Summary Job Description Education Skills, Abilities and Interests More Information
Skills, Abilities & Interests

Interest Area
InvestigativeInvolves working with ideas and requires an extensive amount of thinking.

Work Values
AchievementGet a feeling of accomplishment.
Ability UtilizationMake use of individual abilities.
AutonomyPlan work with little supervision.

Skills
Critical ThinkingUse logic and analysis to identify the strengths and weaknesses of different approaches.
Quality Control AnalysisConduct tests and inspections of products, services, or processes to evaluate quality or performance.
Active ListeningListen to what other people are saying and ask questions as appropriate.
WritingCommunicate effectively with others in writing as indicated by the needs of the audience.
Equipment SelectionDetermine the kind of tools and equipment needed to do a job.
Active LearningWork with new material or information to grasp its implications.
Reading ComprehensionUnderstand written sentences and paragraphs in work-related documents.
SpeakingTalk to others to effectively convey information.
ScienceUse scientific methods to solve problems.
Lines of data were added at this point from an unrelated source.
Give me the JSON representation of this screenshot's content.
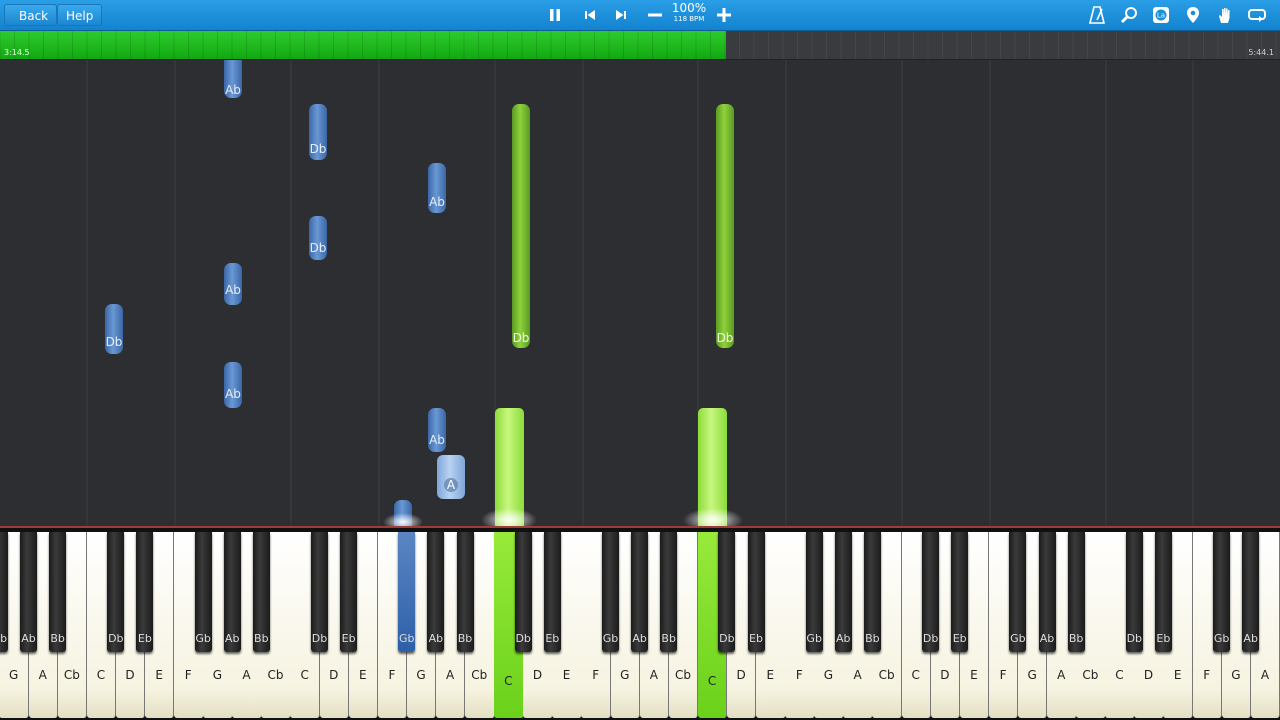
{
  "toolbar": {
    "back_label": "Back",
    "help_label": "Help",
    "speed_percent": "100%",
    "speed_bpm": "118 BPM",
    "icons": [
      "pause-icon",
      "skip-back-icon",
      "skip-forward-icon",
      "minus-icon",
      "plus-icon",
      "metronome-icon",
      "zoom-icon",
      "note-labels-icon",
      "location-icon",
      "hand-icon",
      "loop-icon"
    ]
  },
  "progress": {
    "fraction": 0.567,
    "elapsed": "3:14.5",
    "total": "5:44.1"
  },
  "colors": {
    "toolbar": "#1a8fda",
    "progress_green": "#1fbb1f",
    "note_blue": "#4f7fbf",
    "note_green": "#7ecb30",
    "background": "#2d2e31"
  },
  "keyboard": {
    "white_keys": [
      "G",
      "A",
      "Cb",
      "C",
      "D",
      "E",
      "F",
      "G",
      "A",
      "Cb",
      "C",
      "D",
      "E",
      "F",
      "G",
      "A",
      "Cb",
      "C",
      "D",
      "E",
      "F",
      "G",
      "A",
      "Cb",
      "C",
      "D",
      "E",
      "F",
      "G",
      "A",
      "Cb",
      "C",
      "D",
      "E",
      "F",
      "G",
      "A",
      "Cb",
      "C",
      "D",
      "E",
      "F",
      "G",
      "A"
    ],
    "black_keys": [
      "Gb",
      "Ab",
      "Bb",
      "Db",
      "Eb",
      "Gb",
      "Ab",
      "Bb",
      "Db",
      "Eb",
      "Gb",
      "Ab",
      "Bb",
      "Db",
      "Eb",
      "Gb",
      "Ab",
      "Bb",
      "Db",
      "Eb",
      "Gb",
      "Ab",
      "Bb",
      "Db",
      "Eb",
      "Gb",
      "Ab",
      "Bb",
      "Db",
      "Eb",
      "Gb",
      "Ab",
      "Bb",
      "Db",
      "Eb",
      "Gb",
      "Ab"
    ],
    "pressed_white": [
      17,
      24
    ],
    "pressed_black": [
      10
    ]
  },
  "notes": [
    {
      "label": "Ab",
      "color": "blue"
    },
    {
      "label": "Db",
      "color": "blue"
    },
    {
      "label": "Ab",
      "color": "blue"
    },
    {
      "label": "Db",
      "color": "blue"
    },
    {
      "label": "Ab",
      "color": "blue"
    },
    {
      "label": "Db",
      "color": "blue"
    },
    {
      "label": "Ab",
      "color": "blue"
    },
    {
      "label": "Ab",
      "color": "blue"
    },
    {
      "label": "A",
      "color": "light-blue"
    },
    {
      "label": "Db",
      "color": "green"
    },
    {
      "label": "Db",
      "color": "green"
    }
  ]
}
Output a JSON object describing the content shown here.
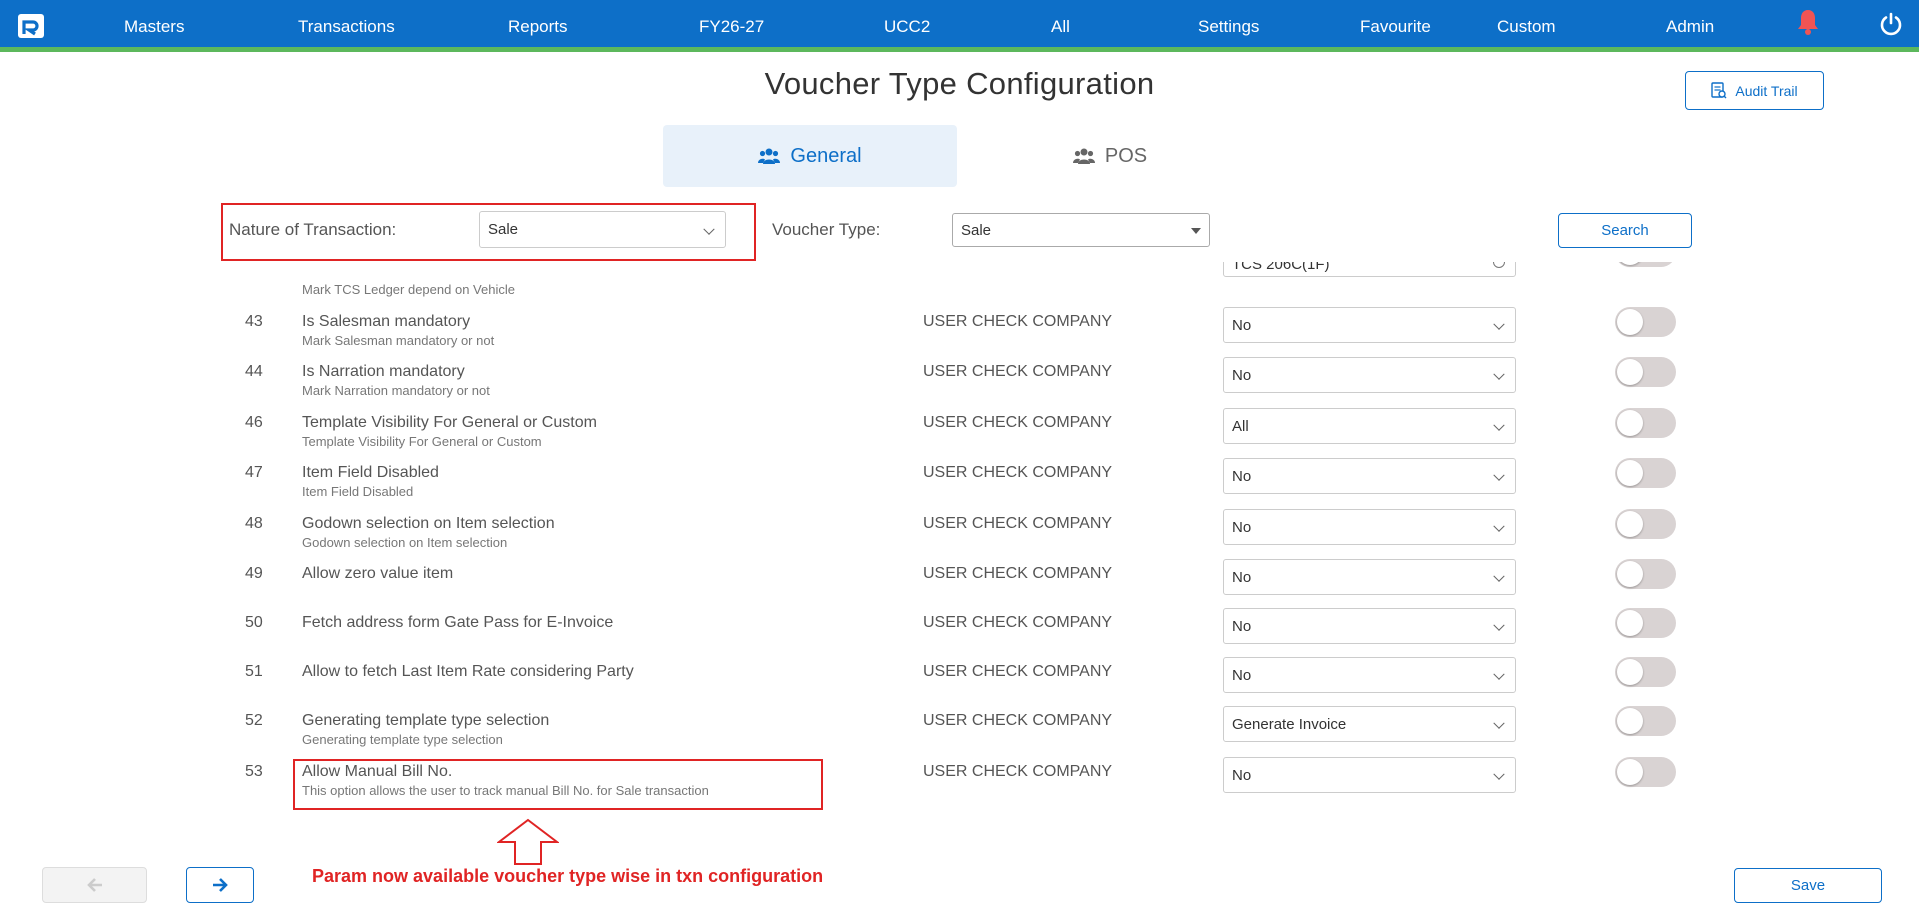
{
  "nav": {
    "items": [
      "Masters",
      "Transactions",
      "Reports",
      "FY26-27",
      "UCC2",
      "All",
      "Settings",
      "Favourite",
      "Custom",
      "Admin"
    ],
    "colors": {
      "bar": "#0d6fc8",
      "accent_stripe": "#5cb85c",
      "bell": "#f05454"
    }
  },
  "header": {
    "title": "Voucher Type Configuration",
    "audit_trail_label": "Audit Trail"
  },
  "tabs": [
    {
      "label": "General",
      "active": true,
      "icon": "users-icon"
    },
    {
      "label": "POS",
      "active": false,
      "icon": "users-icon"
    }
  ],
  "filters": {
    "nature_label": "Nature of Transaction:",
    "nature_value": "Sale",
    "voucher_type_label": "Voucher Type:",
    "voucher_type_value": "Sale",
    "search_label": "Search"
  },
  "partial_row": {
    "desc": "Mark TCS Ledger depend on Vehicle",
    "value": "TCS 206C(1F)"
  },
  "rows": [
    {
      "num": "43",
      "name": "Is Salesman mandatory",
      "desc": "Mark Salesman mandatory or not",
      "company": "USER CHECK COMPANY",
      "value": "No"
    },
    {
      "num": "44",
      "name": "Is Narration mandatory",
      "desc": "Mark Narration mandatory or not",
      "company": "USER CHECK COMPANY",
      "value": "No"
    },
    {
      "num": "46",
      "name": "Template Visibility For General or Custom",
      "desc": "Template Visibility For General or Custom",
      "company": "USER CHECK COMPANY",
      "value": "All"
    },
    {
      "num": "47",
      "name": "Item Field Disabled",
      "desc": "Item Field Disabled",
      "company": "USER CHECK COMPANY",
      "value": "No"
    },
    {
      "num": "48",
      "name": "Godown selection on Item selection",
      "desc": "Godown selection on Item selection",
      "company": "USER CHECK COMPANY",
      "value": "No"
    },
    {
      "num": "49",
      "name": "Allow zero value item",
      "desc": "",
      "company": "USER CHECK COMPANY",
      "value": "No"
    },
    {
      "num": "50",
      "name": "Fetch address form Gate Pass for E-Invoice",
      "desc": "",
      "company": "USER CHECK COMPANY",
      "value": "No"
    },
    {
      "num": "51",
      "name": "Allow to fetch Last Item Rate considering Party",
      "desc": "",
      "company": "USER CHECK COMPANY",
      "value": "No"
    },
    {
      "num": "52",
      "name": "Generating template type selection",
      "desc": "Generating template type selection",
      "company": "USER CHECK COMPANY",
      "value": "Generate Invoice"
    },
    {
      "num": "53",
      "name": "Allow Manual Bill No.",
      "desc": "This option allows the user to track manual Bill No. for Sale transaction",
      "company": "USER CHECK COMPANY",
      "value": "No"
    }
  ],
  "footer": {
    "save_label": "Save",
    "annotation": "Param now available voucher type wise in txn configuration"
  }
}
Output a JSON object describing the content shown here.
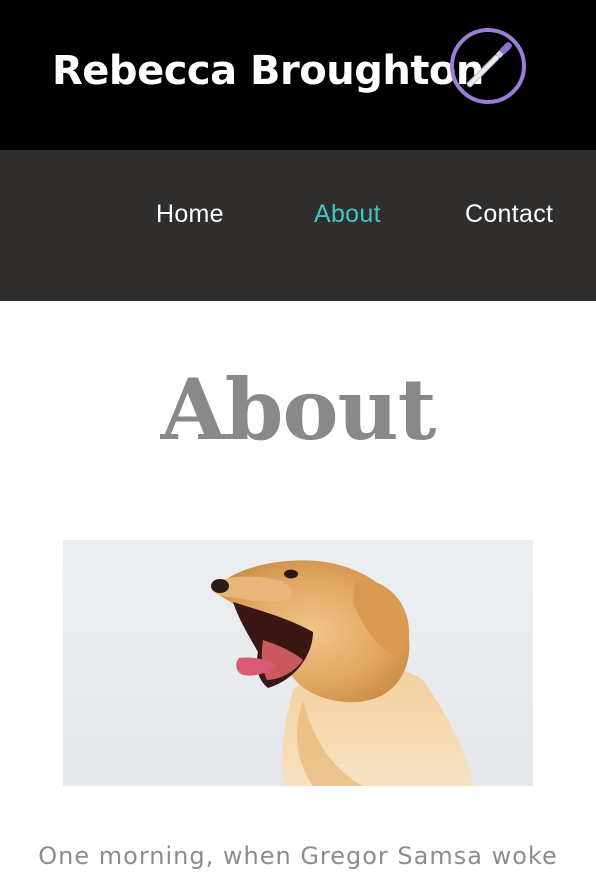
{
  "header": {
    "site_title": "Rebecca Broughton",
    "logo_icon": "paintbrush-icon",
    "background": "#000000",
    "logo_color": "#9b7fd6"
  },
  "nav": {
    "background": "#302d2d",
    "items": [
      {
        "label": "Home",
        "active": false
      },
      {
        "label": "About",
        "active": true
      },
      {
        "label": "Contact",
        "active": false
      }
    ],
    "active_color": "#3fc6c2",
    "text_color": "#ffffff"
  },
  "main": {
    "page_title": "About",
    "photo_subject": "dog-photo",
    "body_text": "One morning, when Gregor Samsa woke"
  }
}
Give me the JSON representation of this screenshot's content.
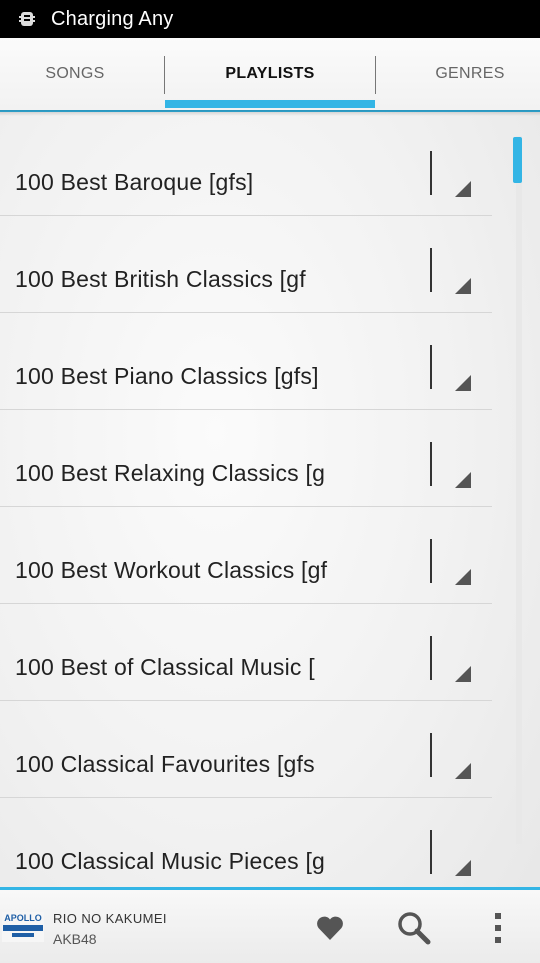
{
  "status_bar": {
    "icon": "usb-debug-icon",
    "text": "Charging Any"
  },
  "tabs": [
    {
      "label": "SONGS",
      "active": false
    },
    {
      "label": "PLAYLISTS",
      "active": true
    },
    {
      "label": "GENRES",
      "active": false
    }
  ],
  "playlists": [
    {
      "title": "100 Best Baroque [gfs]"
    },
    {
      "title": "100 Best British Classics [gf"
    },
    {
      "title": "100 Best Piano Classics [gfs]"
    },
    {
      "title": "100 Best Relaxing Classics [g"
    },
    {
      "title": "100 Best Workout Classics [gf"
    },
    {
      "title": "100 Best of Classical Music ["
    },
    {
      "title": "100 Classical Favourites [gfs"
    },
    {
      "title": "100 Classical Music Pieces [g"
    }
  ],
  "now_playing": {
    "album_art_text": "APOLLO",
    "title": "RIO NO KAKUMEI",
    "artist": "AKB48"
  },
  "actions": {
    "favorite_icon": "heart-icon",
    "search_icon": "search-icon",
    "overflow_icon": "overflow-menu-icon"
  },
  "colors": {
    "accent": "#33b5e5",
    "status_bar": "#000000"
  }
}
Abilities
Oral ExpressionAble to convey information and ideas through speech in ways that others will understand.
Deductive ReasoningAble to apply general rules to specific problems to come up with logical answers, including deciding whether an answer makes sense.
Problem SensitivityAble to tell when something is wrong or likely to go wrong. This doesn't involve solving the problem, just recognizing that there is a problem.
Near VisionAble to see details of objects at a close range (within a few feet of the observer).
Speech ClarityAble to speak clearly so listeners understand.
Information OrderingAble to correctly follow rules for arranging things or actions in a certain order, including numbers, words, pictures, procedures, and logical operations.
Inductive ReasoningAble to combine separate pieces of information, or specific answers to problems, to form general rules or conclusions. This includes coming up with a logical explanation for why seemingly unrelated events occur together.
Written ExpressionAble to communicate information and ideas in writing so others will understand.
Oral ComprehensionAble to listen to and understand information and ideas presented through spoken words and sentences.